● Dataset records
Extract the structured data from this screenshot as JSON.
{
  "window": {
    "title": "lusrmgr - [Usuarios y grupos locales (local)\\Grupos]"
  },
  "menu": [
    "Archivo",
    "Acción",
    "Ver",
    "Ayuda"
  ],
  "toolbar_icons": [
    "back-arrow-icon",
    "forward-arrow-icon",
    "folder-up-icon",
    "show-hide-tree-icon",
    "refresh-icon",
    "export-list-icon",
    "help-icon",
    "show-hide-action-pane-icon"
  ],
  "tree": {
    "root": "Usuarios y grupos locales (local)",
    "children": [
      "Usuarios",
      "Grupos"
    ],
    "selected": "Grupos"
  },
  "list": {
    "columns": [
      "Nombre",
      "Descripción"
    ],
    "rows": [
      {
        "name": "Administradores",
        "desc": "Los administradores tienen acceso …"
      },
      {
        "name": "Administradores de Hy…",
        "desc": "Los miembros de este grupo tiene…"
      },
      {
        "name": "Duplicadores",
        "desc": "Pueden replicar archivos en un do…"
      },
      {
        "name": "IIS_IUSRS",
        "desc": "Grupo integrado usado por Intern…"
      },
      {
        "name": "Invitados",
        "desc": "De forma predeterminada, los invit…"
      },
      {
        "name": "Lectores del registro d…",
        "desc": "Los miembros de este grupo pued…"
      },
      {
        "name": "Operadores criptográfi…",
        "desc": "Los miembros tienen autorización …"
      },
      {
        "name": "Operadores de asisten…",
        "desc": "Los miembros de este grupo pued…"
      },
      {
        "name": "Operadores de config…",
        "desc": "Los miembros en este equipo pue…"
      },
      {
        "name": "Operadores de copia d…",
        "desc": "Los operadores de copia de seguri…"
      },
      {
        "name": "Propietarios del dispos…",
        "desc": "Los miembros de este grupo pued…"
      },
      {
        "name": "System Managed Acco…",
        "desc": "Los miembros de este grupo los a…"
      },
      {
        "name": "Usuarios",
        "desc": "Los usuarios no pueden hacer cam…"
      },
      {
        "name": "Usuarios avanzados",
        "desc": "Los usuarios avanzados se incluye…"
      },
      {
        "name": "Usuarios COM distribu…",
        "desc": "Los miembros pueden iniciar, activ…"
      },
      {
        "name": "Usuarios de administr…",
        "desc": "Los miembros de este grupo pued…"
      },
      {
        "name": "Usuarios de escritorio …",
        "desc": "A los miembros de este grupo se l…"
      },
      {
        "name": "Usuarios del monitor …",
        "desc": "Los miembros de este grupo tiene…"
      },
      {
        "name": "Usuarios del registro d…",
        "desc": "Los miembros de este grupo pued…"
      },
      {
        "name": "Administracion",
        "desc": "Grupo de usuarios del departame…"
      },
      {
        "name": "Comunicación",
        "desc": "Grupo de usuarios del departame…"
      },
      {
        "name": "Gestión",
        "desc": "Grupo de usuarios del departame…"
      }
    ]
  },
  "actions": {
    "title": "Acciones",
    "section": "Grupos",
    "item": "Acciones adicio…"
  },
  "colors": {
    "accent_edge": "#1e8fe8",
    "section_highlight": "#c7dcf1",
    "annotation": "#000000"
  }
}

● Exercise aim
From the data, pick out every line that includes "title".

● Response to this task
    "title": "lusrmgr - [Usuarios y grupos locales (local)\\Grupos]"
    "title": "Acciones",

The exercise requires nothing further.